  • Growth in the number of records to be processed is not the only contributor to the size and complexity of modern massive data sets. The drive to bring all of the relevant data to bear on a problem is leading statisticians to seek new methods of analyzing heterogeneous data. Susan Holmes (Stanford) presented work that integrated data describing networks of gene interactions, microarray data and image data into a single framework for analysis. Flexible tools for working with multiple data types and perhaps new data types altogether will be necessary to advance this program. For example, David Bader (George Tech College of Computing) described work on a new data type for dealing with streaming graphs with vertices that change over time, while several speakers presented work to develop structures and algorithms to deal with streaming data.

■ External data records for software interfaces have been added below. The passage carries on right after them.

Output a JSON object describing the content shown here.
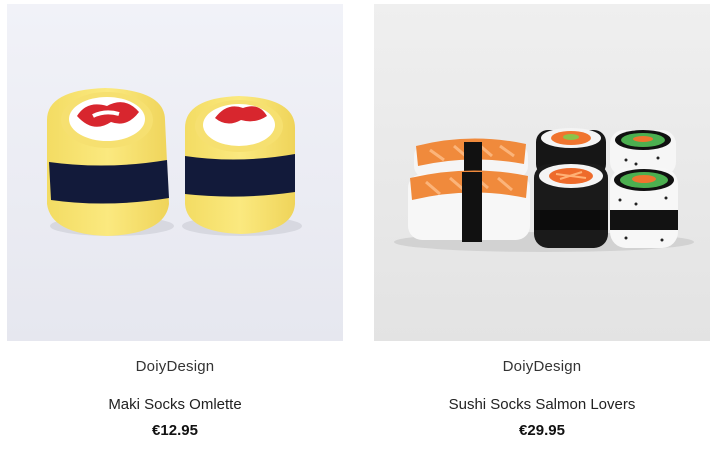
{
  "products": [
    {
      "brand": "DoiyDesign",
      "title": "Maki Socks Omlette",
      "price": "€12.95",
      "image_bg": "#ecedf4",
      "image_icon": "maki-omelette-socks-photo"
    },
    {
      "brand": "DoiyDesign",
      "title": "Sushi Socks Salmon Lovers",
      "price": "€29.95",
      "image_bg": "#eaeaea",
      "image_icon": "sushi-salmon-socks-photo"
    }
  ]
}
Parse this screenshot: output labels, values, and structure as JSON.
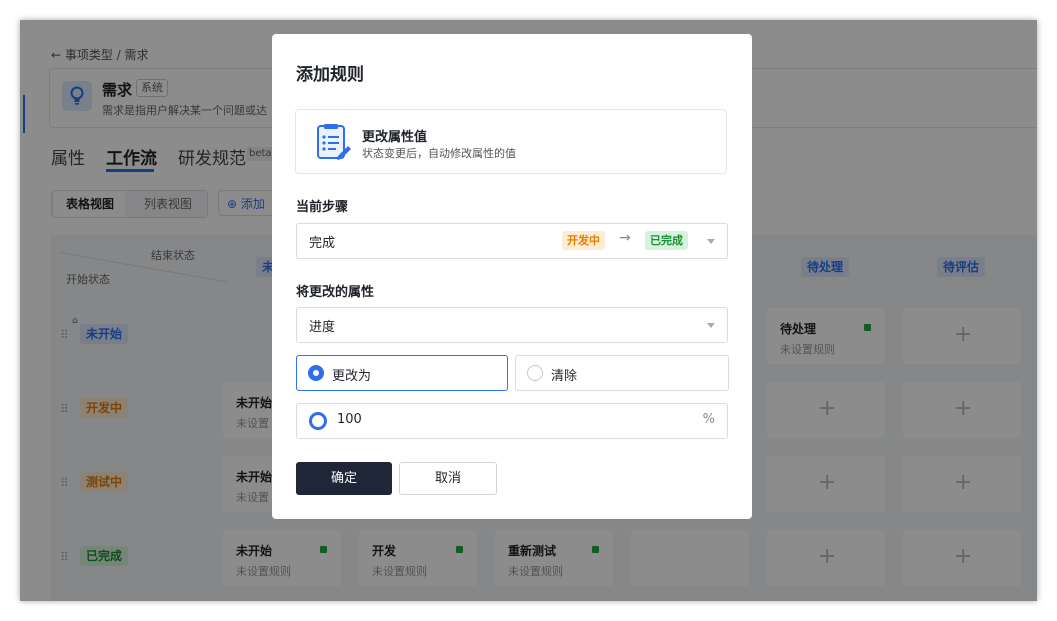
{
  "background": {
    "breadcrumb": "← 事项类型 / 需求",
    "issue_type": {
      "name": "需求",
      "tag": "系统",
      "description": "需求是指用户解决某一个问题或达"
    },
    "tabs": [
      {
        "label": "属性"
      },
      {
        "label": "工作流"
      },
      {
        "label": "研发规范"
      }
    ],
    "beta_tag": "beta",
    "view_toggle": [
      "表格视图",
      "列表视图"
    ],
    "add_button": "添加",
    "matrix": {
      "end_state_label": "结束状态",
      "start_state_label": "开始状态",
      "column_headers": [
        "未",
        "待处理",
        "待评估"
      ],
      "rows": [
        {
          "label": "未开始",
          "color": "#2f6fed"
        },
        {
          "label": "开发中",
          "color": "#e67e00"
        },
        {
          "label": "测试中",
          "color": "#e67e00"
        },
        {
          "label": "已完成",
          "color": "#1a8f35"
        }
      ],
      "cells": {
        "r1_pending": {
          "name": "待处理",
          "sub": "未设置规则"
        },
        "r2_c1": {
          "name": "未开始",
          "sub": "未设置"
        },
        "r3_c1": {
          "name": "未开始",
          "sub": "未设置"
        },
        "r4_c1": {
          "name": "未开始",
          "sub": "未设置规则"
        },
        "r4_c2": {
          "name": "开发",
          "sub": "未设置规则"
        },
        "r4_c3": {
          "name": "重新测试",
          "sub": "未设置规则"
        }
      }
    }
  },
  "modal": {
    "title": "添加规则",
    "action_card": {
      "title": "更改属性值",
      "subtitle": "状态变更后，自动修改属性的值"
    },
    "current_step": {
      "label": "当前步骤",
      "value": "完成",
      "from_state": "开发中",
      "to_state": "已完成"
    },
    "property": {
      "label": "将更改的属性",
      "value": "进度"
    },
    "options": {
      "change_to": "更改为",
      "clear": "清除",
      "selected": "更改为"
    },
    "progress_value": "100",
    "unit": "%",
    "confirm_label": "确定",
    "cancel_label": "取消"
  }
}
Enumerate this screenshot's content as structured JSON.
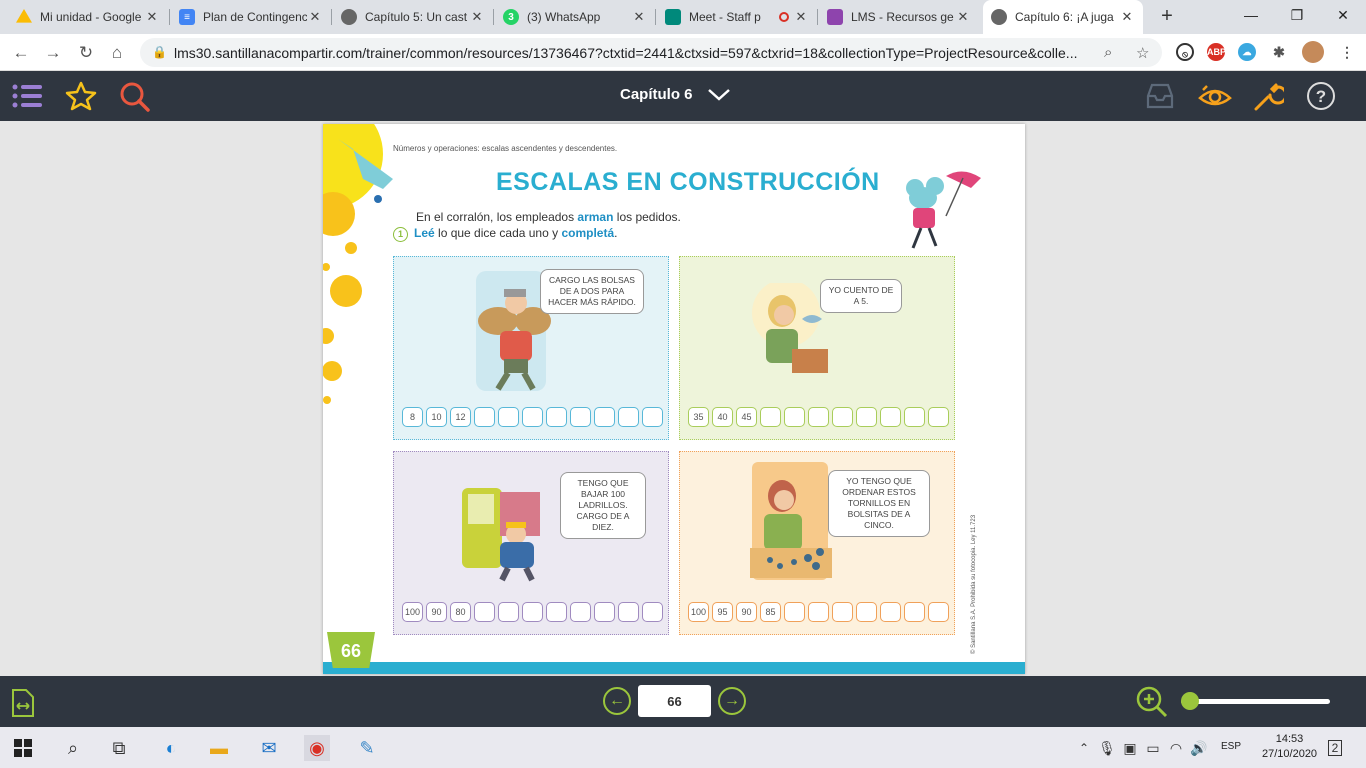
{
  "browser": {
    "tabs": [
      {
        "title": "Mi unidad - Google",
        "icon": "drive-icon",
        "color": "#1fa463"
      },
      {
        "title": "Plan de Contingencia",
        "icon": "docs-icon",
        "color": "#4285f4"
      },
      {
        "title": "Capítulo 5: Un cast",
        "icon": "globe-icon",
        "color": "#555555"
      },
      {
        "title": "(3) WhatsApp",
        "icon": "whatsapp-icon",
        "color": "#25d366",
        "badge": "3"
      },
      {
        "title": "Meet - Staff p",
        "icon": "meet-icon",
        "color": "#00897b"
      },
      {
        "title": "LMS - Recursos ge",
        "icon": "lms-icon",
        "color": "#8e44ad"
      },
      {
        "title": "Capítulo 6: ¡A juga",
        "icon": "globe-icon",
        "color": "#555555",
        "active": true
      }
    ],
    "url": "lms30.santillanacompartir.com/trainer/common/resources/13736467?ctxtid=2441&ctxsid=597&ctxrid=18&collectionType=ProjectResource&colle..."
  },
  "app": {
    "chapter_title": "Capítulo 6",
    "accent": "#9bc63c"
  },
  "page": {
    "subtitle": "Números y operaciones: escalas ascendentes y descendentes.",
    "title": "ESCALAS EN CONSTRUCCIÓN",
    "intro_pre": "En el corralón, los empleados ",
    "intro_hl": "arman",
    "intro_post": " los pedidos.",
    "instr_num": "1",
    "instr_a": "Leé",
    "instr_b": " lo que dice cada uno y ",
    "instr_c": "completá",
    "instr_d": ".",
    "panels": [
      {
        "bubble": "Cargo las bolsas de a dos para hacer más rápido.",
        "values": [
          "8",
          "10",
          "12",
          "",
          "",
          "",
          "",
          "",
          "",
          "",
          ""
        ]
      },
      {
        "bubble": "Yo cuento de a 5.",
        "values": [
          "35",
          "40",
          "45",
          "",
          "",
          "",
          "",
          "",
          "",
          "",
          ""
        ]
      },
      {
        "bubble": "Tengo que bajar 100 ladrillos. Cargo de a diez.",
        "values": [
          "100",
          "90",
          "80",
          "",
          "",
          "",
          "",
          "",
          "",
          "",
          ""
        ]
      },
      {
        "bubble": "Yo tengo que ordenar estos tornillos en bolsitas de a cinco.",
        "values": [
          "100",
          "95",
          "90",
          "85",
          "",
          "",
          "",
          "",
          "",
          "",
          ""
        ]
      }
    ],
    "page_number": "66",
    "copyright": "© Santillana S.A. Prohibida su fotocopia. Ley 11.723"
  },
  "footer": {
    "current_page": "66"
  },
  "taskbar": {
    "language": "ESP",
    "time": "14:53",
    "date": "27/10/2020",
    "notifications": "2"
  }
}
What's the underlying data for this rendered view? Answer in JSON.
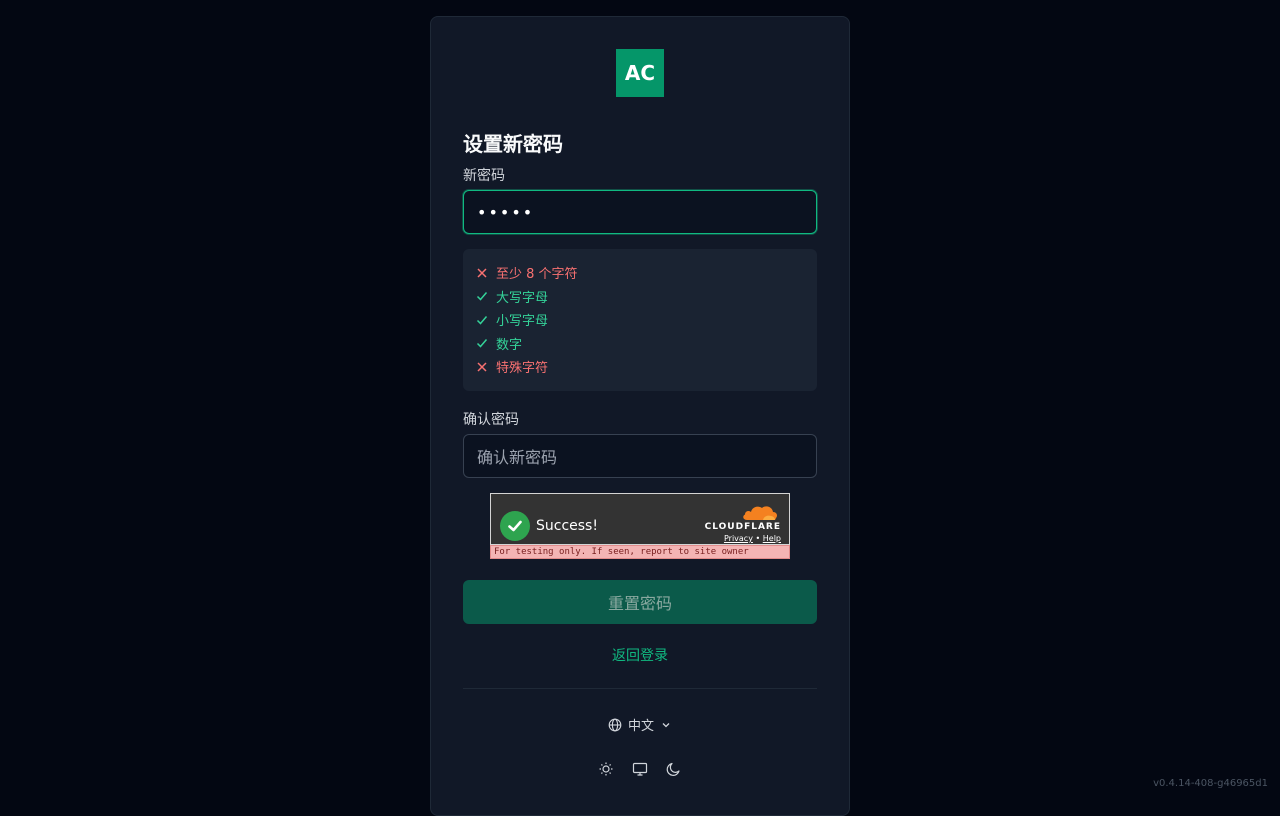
{
  "logo": {
    "text": "AC"
  },
  "form": {
    "title": "设置新密码",
    "new_password_label": "新密码",
    "new_password_value": "•••••",
    "requirements": [
      {
        "label": "至少 8 个字符",
        "met": false
      },
      {
        "label": "大写字母",
        "met": true
      },
      {
        "label": "小写字母",
        "met": true
      },
      {
        "label": "数字",
        "met": true
      },
      {
        "label": "特殊字符",
        "met": false
      }
    ],
    "confirm_label": "确认密码",
    "confirm_placeholder": "确认新密码",
    "submit_label": "重置密码",
    "back_link": "返回登录"
  },
  "captcha": {
    "status": "Success!",
    "brand": "CLOUDFLARE",
    "privacy": "Privacy",
    "separator": "•",
    "help": "Help",
    "note": "For testing only. If seen, report to site owner"
  },
  "footer": {
    "language": "中文",
    "version": "v0.4.14-408-g46965d1"
  },
  "colors": {
    "accent": "#10b981",
    "fail": "#f87171",
    "pass": "#34d399"
  }
}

  • Computer scientists and statisticians working with massive data sets are pursuing dual strategies for dealing with the challenge of size. On the one hand there is the continuing search for algorithms that scale in less than exponential time. On the other, there is the strategy of reducing the size of the problem either through sampling or dimensionality reduction techniques. A favorite trick of algorithm developers is to approximate a large matrix M, with a smaller matrix M’ that is “close” to M according to some relevant norm. However, as Petros Drineas (Rensselaer Polytechnic Institute) pointed out in his tutorial on randomized algorithms, clever algebra won’t always work if the resulting structures do not have straightforward interpretations. In describing work he did with SNPs, Petros pointed out that the geneticists he was working with were not happy with linear combinations of the SNPs that contained the maximum amount of relevant information; they wanted to know the individual SNPs that were most important

The papers presented at the workshop should be posted at the link above in the near future. I highly recommend them not only as a snapshot of the state of the science, but also as a way for non-specialists to learn something about the field.

To leave a comment for the author, please follow the link and comment on their blog: Revolutions. offers daily e-mail updates about R news and tutorials about learning R and many other topics. Click here if you're looking to post or find an R/data-science job.
Want to share your content on R-bloggers? click here if you have a blog, or here if you don't.

Never miss an update!
Subscribe to R-bloggers to receive
e-mails with the latest R posts.
(You will not see this message again.)

Click here to close (This popup will not appear again)